Required action: Report each line from the records where the string "albums" turns up.

Excerpts from a dataset:
--- START ---
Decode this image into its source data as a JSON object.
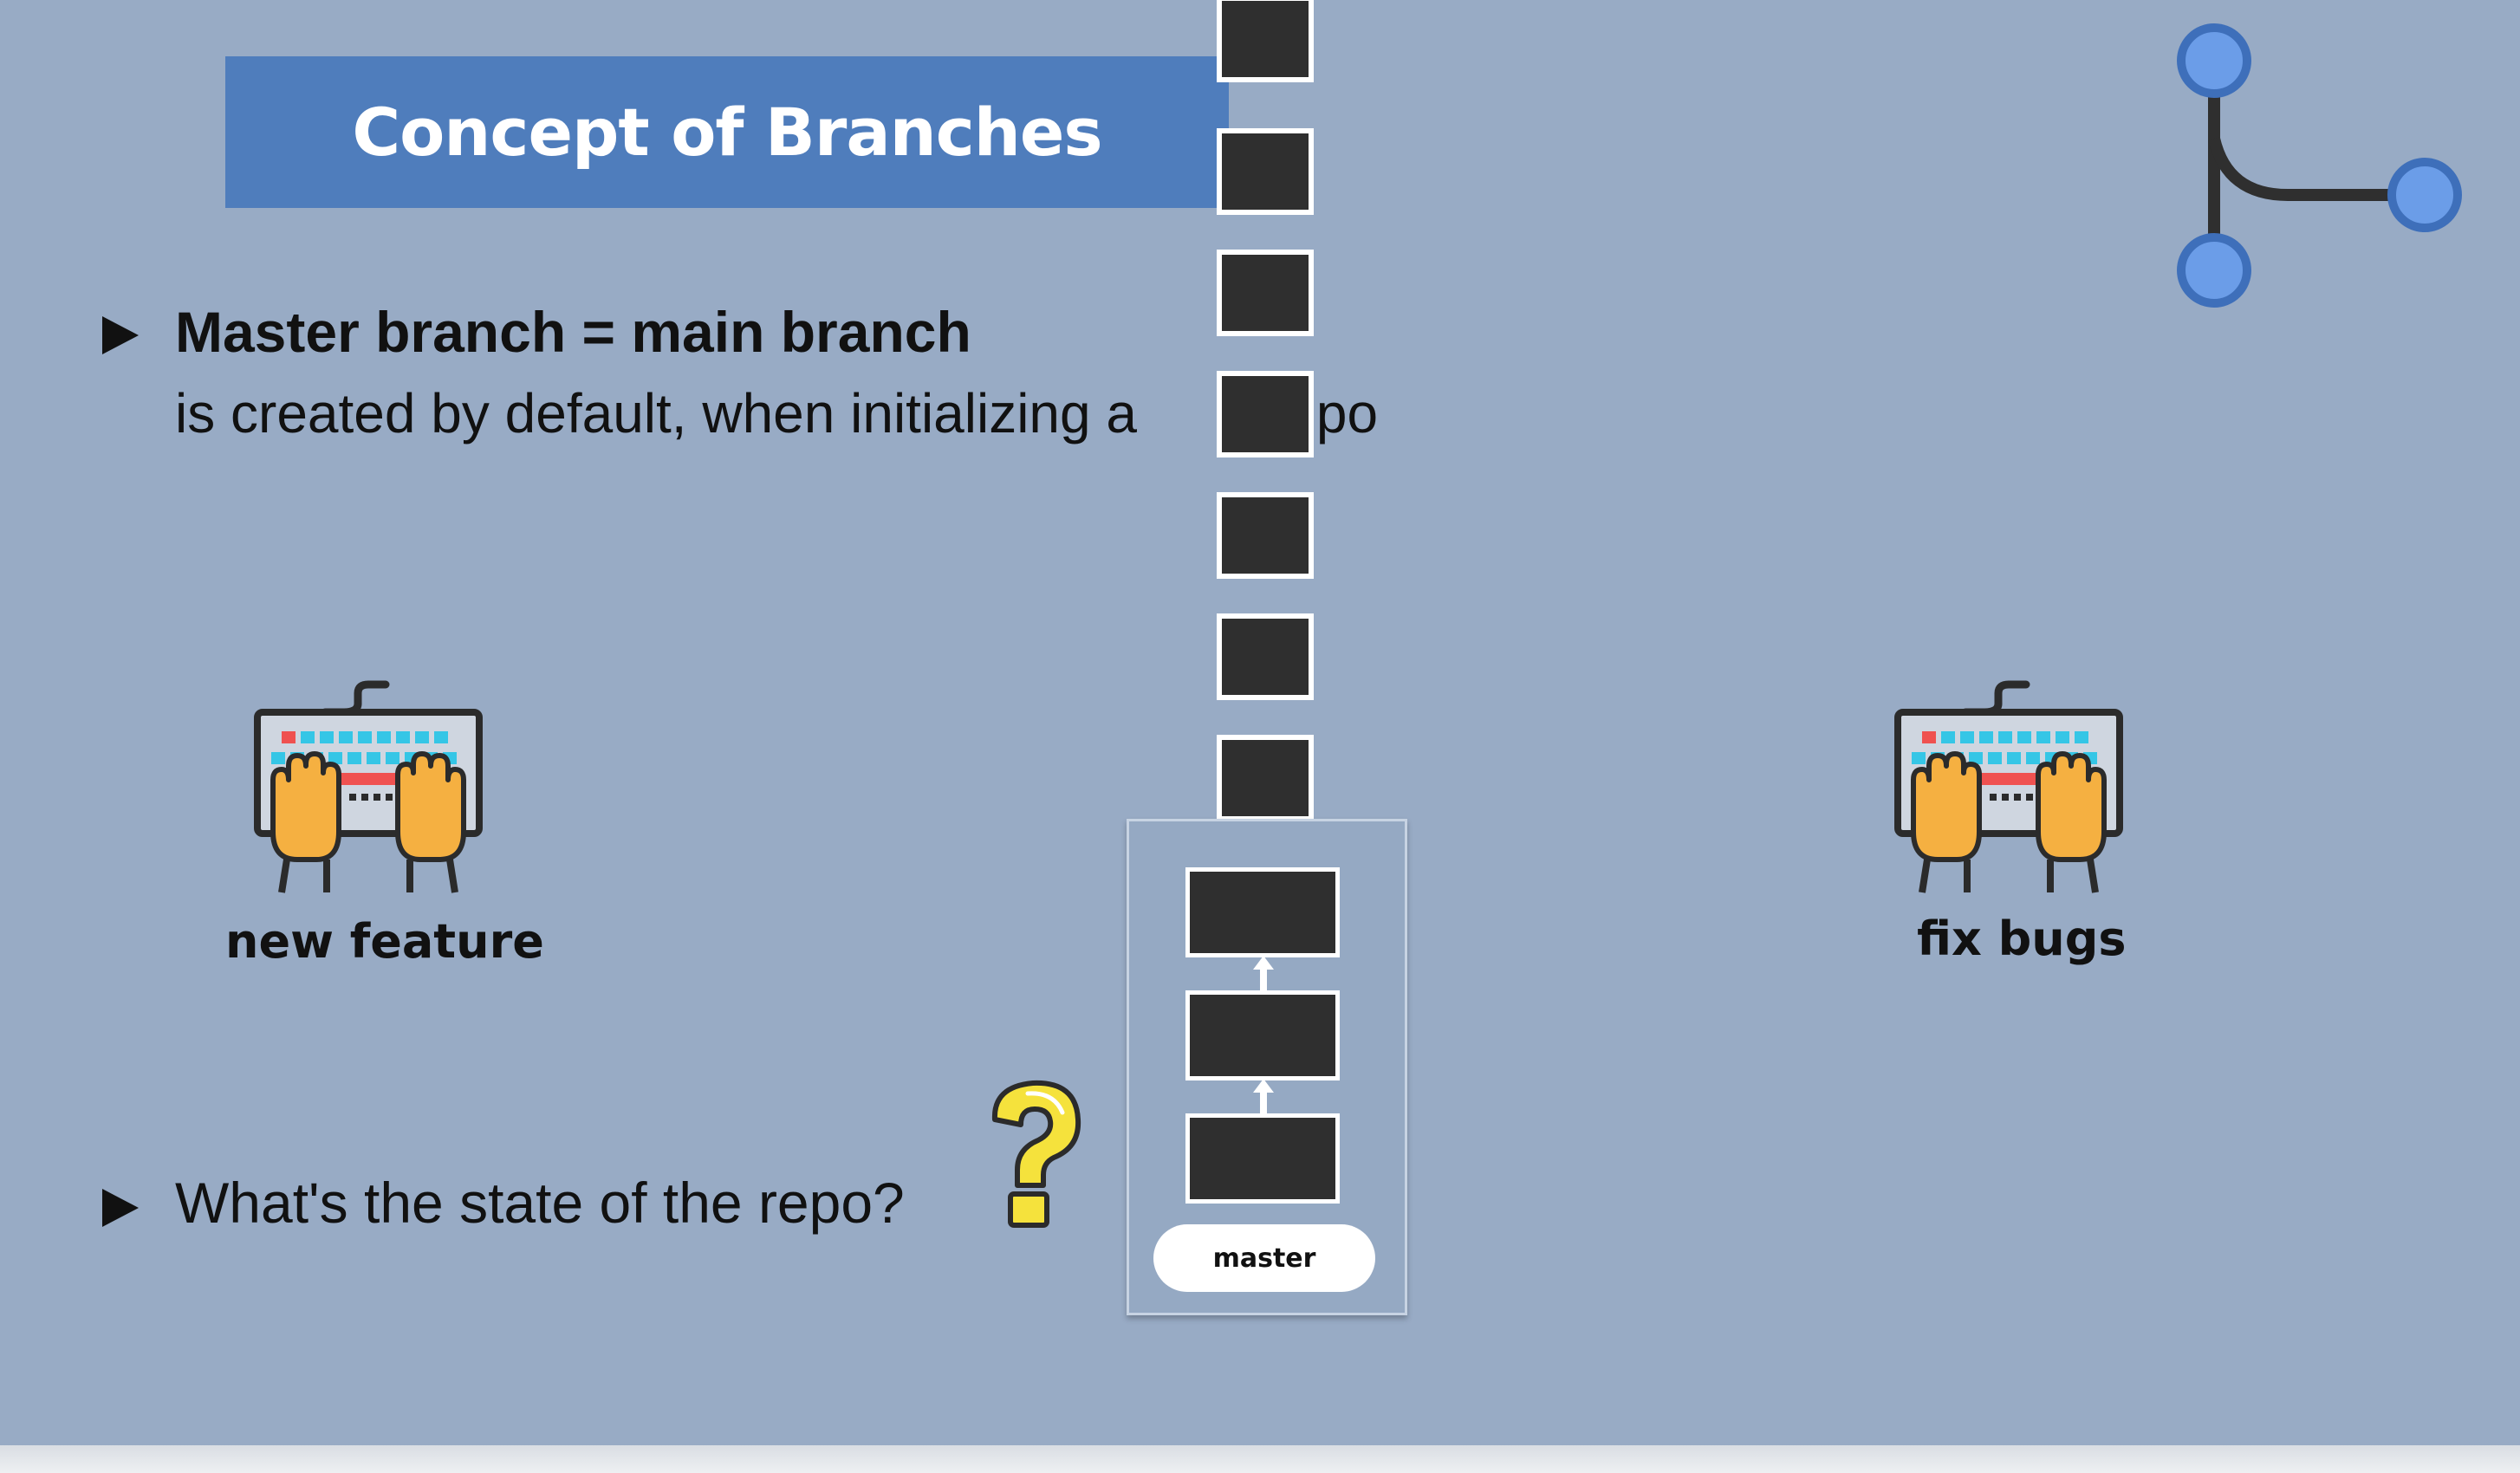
{
  "title": "Concept of Branches",
  "bullets": [
    {
      "heading": "Master branch = main branch",
      "text": "is created by default, when initializing a",
      "text_tail": "repo"
    },
    {
      "text": "What's the state of the repo?"
    }
  ],
  "captions": {
    "left": "new feature",
    "right": "fix bugs"
  },
  "branch_label": "master",
  "icons": [
    "keyboard-hands-icon",
    "question-mark-icon",
    "git-branch-icon",
    "play-arrow-icon"
  ],
  "colors": {
    "background": "#98abc5",
    "banner": "#4f7dbc",
    "commit": "#2f2f2f",
    "branch_node": "#6b9de8"
  }
}
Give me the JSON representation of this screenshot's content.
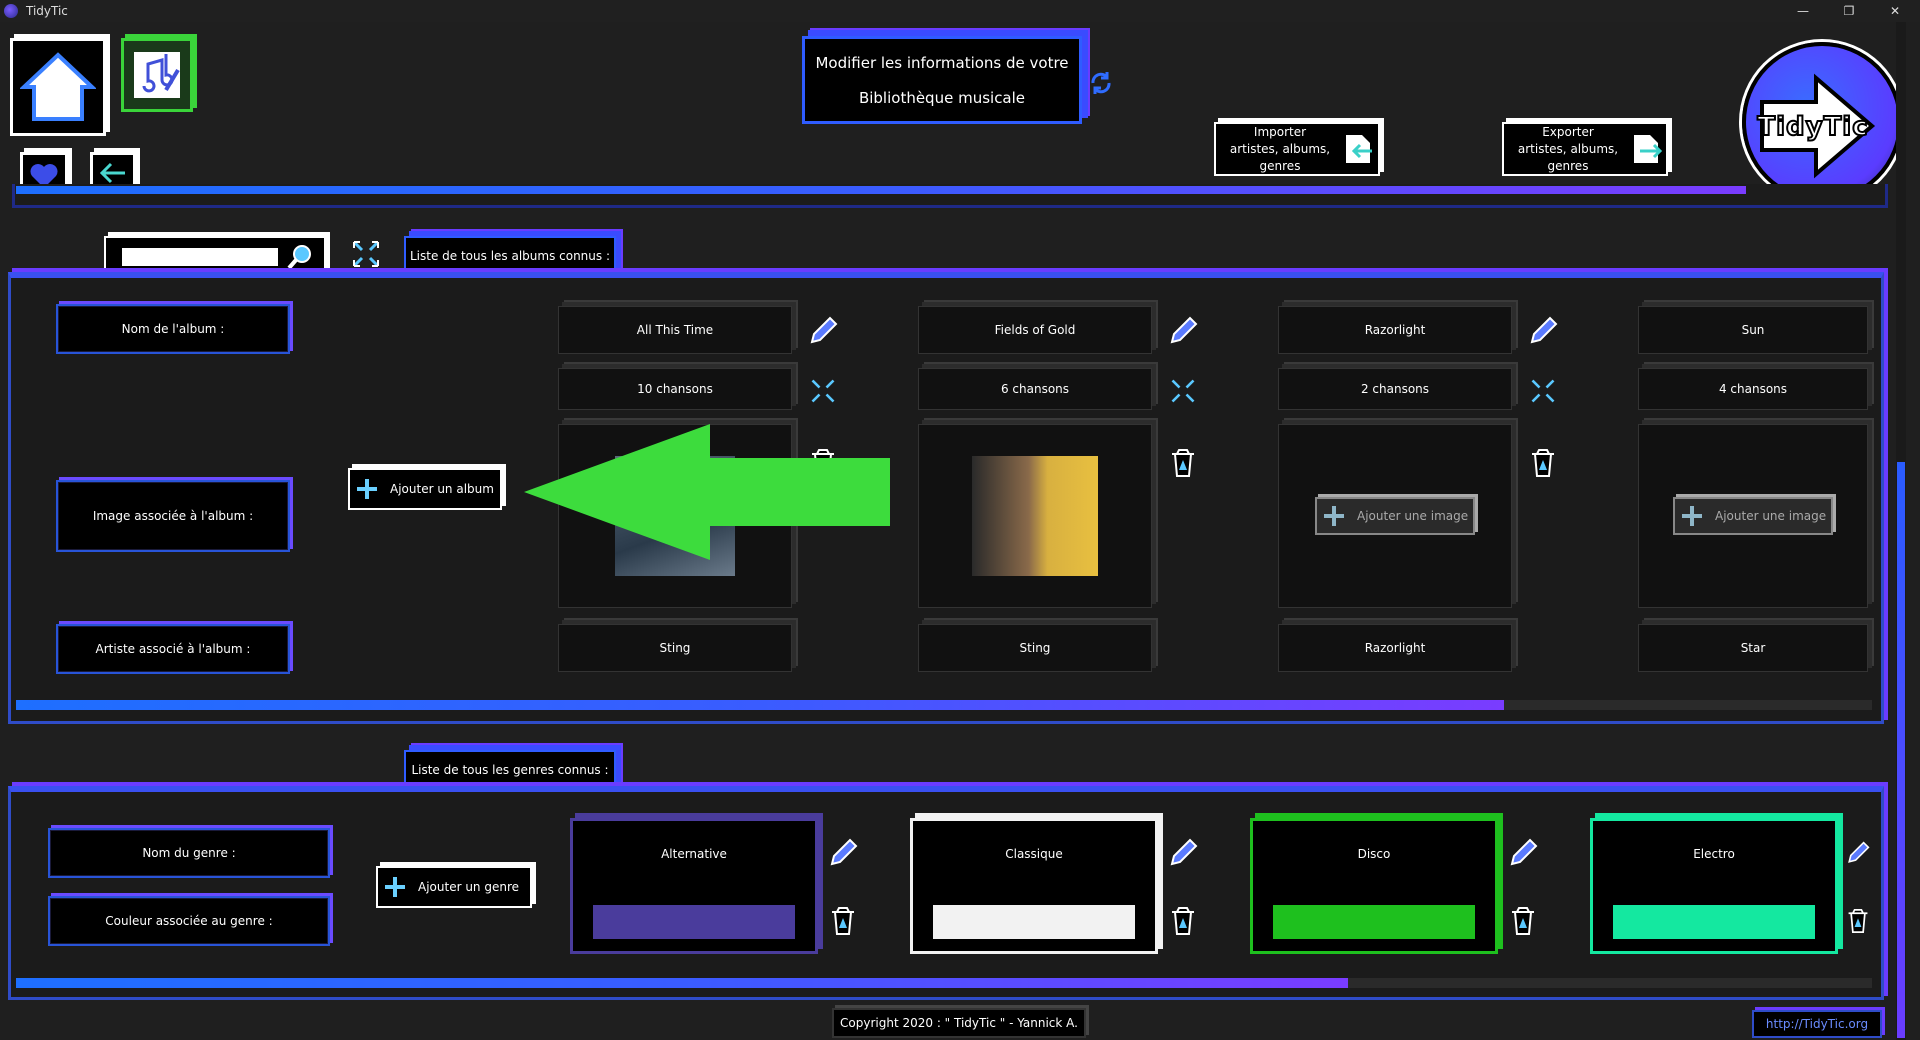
{
  "window": {
    "title": "TidyTic",
    "min": "—",
    "max": "❐",
    "close": "✕"
  },
  "header": {
    "title_line1": "Modifier les informations de votre",
    "title_line2": "Bibliothèque musicale",
    "import_label": "Importer artistes, albums, genres",
    "export_label": "Exporter artistes, albums, genres",
    "logo_text": "TidyTic"
  },
  "albums": {
    "tab_label": "Liste de tous les albums connus :",
    "search_value": "",
    "row_labels": {
      "name": "Nom de l'album :",
      "image": "Image associée à l'album :",
      "artist": "Artiste associé à l'album :"
    },
    "add_album_label": "Ajouter un album",
    "add_image_label": "Ajouter une image",
    "items": [
      {
        "name": "All This Time",
        "songs": "10 chansons",
        "artist": "Sting",
        "has_image": true
      },
      {
        "name": "Fields of Gold",
        "songs": "6 chansons",
        "artist": "Sting",
        "has_image": true
      },
      {
        "name": "Razorlight",
        "songs": "2 chansons",
        "artist": "Razorlight",
        "has_image": false
      },
      {
        "name": "Sun",
        "songs": "4 chansons",
        "artist": "Star",
        "has_image": false
      }
    ]
  },
  "genres": {
    "tab_label": "Liste de tous les genres connus :",
    "row_labels": {
      "name": "Nom du genre :",
      "color": "Couleur associée au genre :"
    },
    "add_genre_label": "Ajouter un genre",
    "items": [
      {
        "name": "Alternative",
        "color": "#4a3c9c"
      },
      {
        "name": "Classique",
        "color": "#f2f2f2"
      },
      {
        "name": "Disco",
        "color": "#1ec01e"
      },
      {
        "name": "Electro",
        "color": "#14e8a0"
      }
    ]
  },
  "footer": {
    "copyright": "Copyright 2020 : \" TidyTic \" - Yannick A.",
    "link": "http://TidyTic.org"
  },
  "colors": {
    "accent_blue": "#2f5cff",
    "accent_purple": "#7a3cff",
    "arrow_green": "#3ddc3d"
  }
}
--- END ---
Task output:
    "import_label": "Importer artistes, albums, genres",
    "export_label": "Exporter artistes, albums, genres",
  "albums": {
    "tab_label": "Liste de tous les albums connus :",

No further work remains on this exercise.